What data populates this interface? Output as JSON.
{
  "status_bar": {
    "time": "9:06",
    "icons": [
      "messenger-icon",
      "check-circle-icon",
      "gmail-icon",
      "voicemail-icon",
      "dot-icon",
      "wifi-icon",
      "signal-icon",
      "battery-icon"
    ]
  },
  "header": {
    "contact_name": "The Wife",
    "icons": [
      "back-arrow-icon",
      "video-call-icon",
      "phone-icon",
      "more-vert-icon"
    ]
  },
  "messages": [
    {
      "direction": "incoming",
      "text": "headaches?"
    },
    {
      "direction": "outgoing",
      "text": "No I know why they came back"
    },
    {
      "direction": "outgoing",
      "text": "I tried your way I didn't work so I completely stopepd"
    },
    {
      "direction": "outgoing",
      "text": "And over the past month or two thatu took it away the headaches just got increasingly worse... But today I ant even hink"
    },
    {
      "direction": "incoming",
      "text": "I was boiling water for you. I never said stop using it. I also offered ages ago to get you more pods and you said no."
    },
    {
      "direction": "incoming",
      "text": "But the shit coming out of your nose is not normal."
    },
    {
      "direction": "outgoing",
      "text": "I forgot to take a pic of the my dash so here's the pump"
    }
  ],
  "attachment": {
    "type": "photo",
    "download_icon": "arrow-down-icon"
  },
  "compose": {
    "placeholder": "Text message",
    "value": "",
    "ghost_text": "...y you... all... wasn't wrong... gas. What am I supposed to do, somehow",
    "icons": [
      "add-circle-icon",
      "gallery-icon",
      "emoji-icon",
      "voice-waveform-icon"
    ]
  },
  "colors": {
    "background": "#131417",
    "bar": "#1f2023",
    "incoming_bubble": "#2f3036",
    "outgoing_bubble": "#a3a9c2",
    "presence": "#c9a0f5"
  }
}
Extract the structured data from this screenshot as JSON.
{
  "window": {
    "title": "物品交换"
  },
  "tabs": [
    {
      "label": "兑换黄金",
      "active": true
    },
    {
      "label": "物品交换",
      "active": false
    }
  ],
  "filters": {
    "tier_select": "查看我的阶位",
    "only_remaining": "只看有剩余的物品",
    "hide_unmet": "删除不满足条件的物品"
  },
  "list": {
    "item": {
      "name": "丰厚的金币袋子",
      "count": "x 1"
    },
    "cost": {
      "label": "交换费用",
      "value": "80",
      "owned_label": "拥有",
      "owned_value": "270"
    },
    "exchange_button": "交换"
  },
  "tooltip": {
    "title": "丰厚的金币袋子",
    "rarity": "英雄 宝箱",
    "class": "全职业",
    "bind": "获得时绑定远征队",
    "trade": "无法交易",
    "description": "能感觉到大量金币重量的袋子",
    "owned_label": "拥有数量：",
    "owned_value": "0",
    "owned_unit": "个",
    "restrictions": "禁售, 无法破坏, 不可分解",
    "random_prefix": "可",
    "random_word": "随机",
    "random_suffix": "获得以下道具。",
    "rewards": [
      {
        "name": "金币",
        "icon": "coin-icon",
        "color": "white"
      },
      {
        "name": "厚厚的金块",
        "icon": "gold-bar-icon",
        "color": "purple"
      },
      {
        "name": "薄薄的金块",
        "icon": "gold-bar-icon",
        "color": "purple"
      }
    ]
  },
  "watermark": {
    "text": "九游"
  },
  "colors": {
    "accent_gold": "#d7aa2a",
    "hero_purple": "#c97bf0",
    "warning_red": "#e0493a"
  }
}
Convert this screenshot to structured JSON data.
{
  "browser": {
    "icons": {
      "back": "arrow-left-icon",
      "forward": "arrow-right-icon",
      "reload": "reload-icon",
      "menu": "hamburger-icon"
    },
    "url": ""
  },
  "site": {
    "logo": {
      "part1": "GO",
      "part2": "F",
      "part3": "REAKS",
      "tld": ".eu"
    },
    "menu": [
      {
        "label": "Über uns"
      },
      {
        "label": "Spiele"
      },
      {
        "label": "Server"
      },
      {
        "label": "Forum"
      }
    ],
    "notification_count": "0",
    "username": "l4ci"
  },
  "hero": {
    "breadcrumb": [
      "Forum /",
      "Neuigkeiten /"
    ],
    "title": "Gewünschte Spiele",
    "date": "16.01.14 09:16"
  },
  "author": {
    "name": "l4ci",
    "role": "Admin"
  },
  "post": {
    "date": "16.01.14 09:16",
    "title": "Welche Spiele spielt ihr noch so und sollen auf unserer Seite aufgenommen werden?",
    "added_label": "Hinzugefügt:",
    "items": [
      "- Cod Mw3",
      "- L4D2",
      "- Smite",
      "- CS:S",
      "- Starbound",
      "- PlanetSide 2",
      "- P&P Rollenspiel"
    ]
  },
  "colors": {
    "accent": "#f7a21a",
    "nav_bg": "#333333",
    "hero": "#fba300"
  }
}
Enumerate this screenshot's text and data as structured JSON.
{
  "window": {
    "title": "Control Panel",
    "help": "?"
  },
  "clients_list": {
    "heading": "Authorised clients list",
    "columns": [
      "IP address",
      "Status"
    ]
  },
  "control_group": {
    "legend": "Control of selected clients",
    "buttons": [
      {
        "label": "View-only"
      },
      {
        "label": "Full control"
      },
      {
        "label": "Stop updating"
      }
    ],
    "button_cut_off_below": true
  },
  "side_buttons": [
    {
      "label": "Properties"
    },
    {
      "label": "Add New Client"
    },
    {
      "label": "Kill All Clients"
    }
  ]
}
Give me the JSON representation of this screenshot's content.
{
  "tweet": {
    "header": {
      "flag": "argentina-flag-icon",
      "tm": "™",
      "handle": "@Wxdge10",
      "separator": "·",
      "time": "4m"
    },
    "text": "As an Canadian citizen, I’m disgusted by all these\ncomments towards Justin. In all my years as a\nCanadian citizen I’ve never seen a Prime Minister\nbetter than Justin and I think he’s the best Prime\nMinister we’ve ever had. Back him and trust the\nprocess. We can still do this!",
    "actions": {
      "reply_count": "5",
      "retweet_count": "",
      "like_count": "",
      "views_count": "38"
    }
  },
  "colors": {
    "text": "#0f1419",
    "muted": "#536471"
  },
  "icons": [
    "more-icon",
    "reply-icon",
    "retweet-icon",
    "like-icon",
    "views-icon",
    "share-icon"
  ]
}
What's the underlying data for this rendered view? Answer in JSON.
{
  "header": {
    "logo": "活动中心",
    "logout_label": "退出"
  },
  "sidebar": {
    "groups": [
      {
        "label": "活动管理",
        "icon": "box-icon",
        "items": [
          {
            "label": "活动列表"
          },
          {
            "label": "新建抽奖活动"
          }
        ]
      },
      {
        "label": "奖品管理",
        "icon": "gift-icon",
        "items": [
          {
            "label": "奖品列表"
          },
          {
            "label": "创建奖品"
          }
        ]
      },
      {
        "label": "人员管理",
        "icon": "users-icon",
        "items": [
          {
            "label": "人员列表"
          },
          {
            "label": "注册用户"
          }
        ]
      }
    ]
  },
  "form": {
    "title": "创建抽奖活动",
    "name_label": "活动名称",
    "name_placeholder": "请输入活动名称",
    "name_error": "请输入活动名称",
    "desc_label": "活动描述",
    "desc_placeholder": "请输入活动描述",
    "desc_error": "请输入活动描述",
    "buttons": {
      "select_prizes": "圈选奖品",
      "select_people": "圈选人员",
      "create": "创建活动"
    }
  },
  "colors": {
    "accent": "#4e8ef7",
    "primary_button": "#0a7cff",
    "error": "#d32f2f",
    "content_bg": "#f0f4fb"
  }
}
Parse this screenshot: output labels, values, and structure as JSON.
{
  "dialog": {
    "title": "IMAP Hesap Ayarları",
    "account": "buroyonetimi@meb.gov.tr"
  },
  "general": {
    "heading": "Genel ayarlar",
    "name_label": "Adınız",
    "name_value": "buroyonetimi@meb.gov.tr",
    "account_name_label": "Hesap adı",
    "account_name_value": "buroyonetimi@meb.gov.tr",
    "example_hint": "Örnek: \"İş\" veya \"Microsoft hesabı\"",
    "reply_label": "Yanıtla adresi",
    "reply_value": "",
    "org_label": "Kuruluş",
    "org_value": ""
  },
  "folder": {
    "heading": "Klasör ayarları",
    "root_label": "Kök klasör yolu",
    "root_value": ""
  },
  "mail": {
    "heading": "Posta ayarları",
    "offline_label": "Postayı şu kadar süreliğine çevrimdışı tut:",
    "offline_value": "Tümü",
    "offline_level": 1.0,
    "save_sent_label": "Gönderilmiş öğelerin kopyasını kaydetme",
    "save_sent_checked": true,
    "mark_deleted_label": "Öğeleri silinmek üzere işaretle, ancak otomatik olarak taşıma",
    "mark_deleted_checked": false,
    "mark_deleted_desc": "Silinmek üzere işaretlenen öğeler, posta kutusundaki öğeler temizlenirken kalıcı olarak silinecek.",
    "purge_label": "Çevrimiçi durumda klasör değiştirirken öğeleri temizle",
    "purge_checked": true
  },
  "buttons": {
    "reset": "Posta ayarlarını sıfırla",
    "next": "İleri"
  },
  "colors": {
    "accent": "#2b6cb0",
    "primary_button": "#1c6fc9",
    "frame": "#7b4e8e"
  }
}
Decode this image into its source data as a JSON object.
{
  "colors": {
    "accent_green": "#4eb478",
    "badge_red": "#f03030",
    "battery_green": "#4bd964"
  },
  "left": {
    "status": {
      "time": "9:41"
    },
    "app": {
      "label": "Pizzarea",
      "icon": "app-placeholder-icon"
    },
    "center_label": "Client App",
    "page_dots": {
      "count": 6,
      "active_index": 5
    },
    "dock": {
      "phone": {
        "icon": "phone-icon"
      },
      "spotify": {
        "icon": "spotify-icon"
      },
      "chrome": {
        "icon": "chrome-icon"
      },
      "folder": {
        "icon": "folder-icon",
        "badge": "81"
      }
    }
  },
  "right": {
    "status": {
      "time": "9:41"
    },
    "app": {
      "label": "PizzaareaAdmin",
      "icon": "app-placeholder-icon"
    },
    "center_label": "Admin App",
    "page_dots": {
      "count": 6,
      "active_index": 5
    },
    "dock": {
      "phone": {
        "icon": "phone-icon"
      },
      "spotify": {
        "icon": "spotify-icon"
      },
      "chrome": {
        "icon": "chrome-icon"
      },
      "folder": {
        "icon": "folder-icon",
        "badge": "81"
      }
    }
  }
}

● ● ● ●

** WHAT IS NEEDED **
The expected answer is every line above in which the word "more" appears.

** TASK ANSWER **
      "more-vert-icon"
      "text": "I was boiling water for you. I never said stop using it. I also offered ages ago to get you more pods and you said no."
    "more-icon",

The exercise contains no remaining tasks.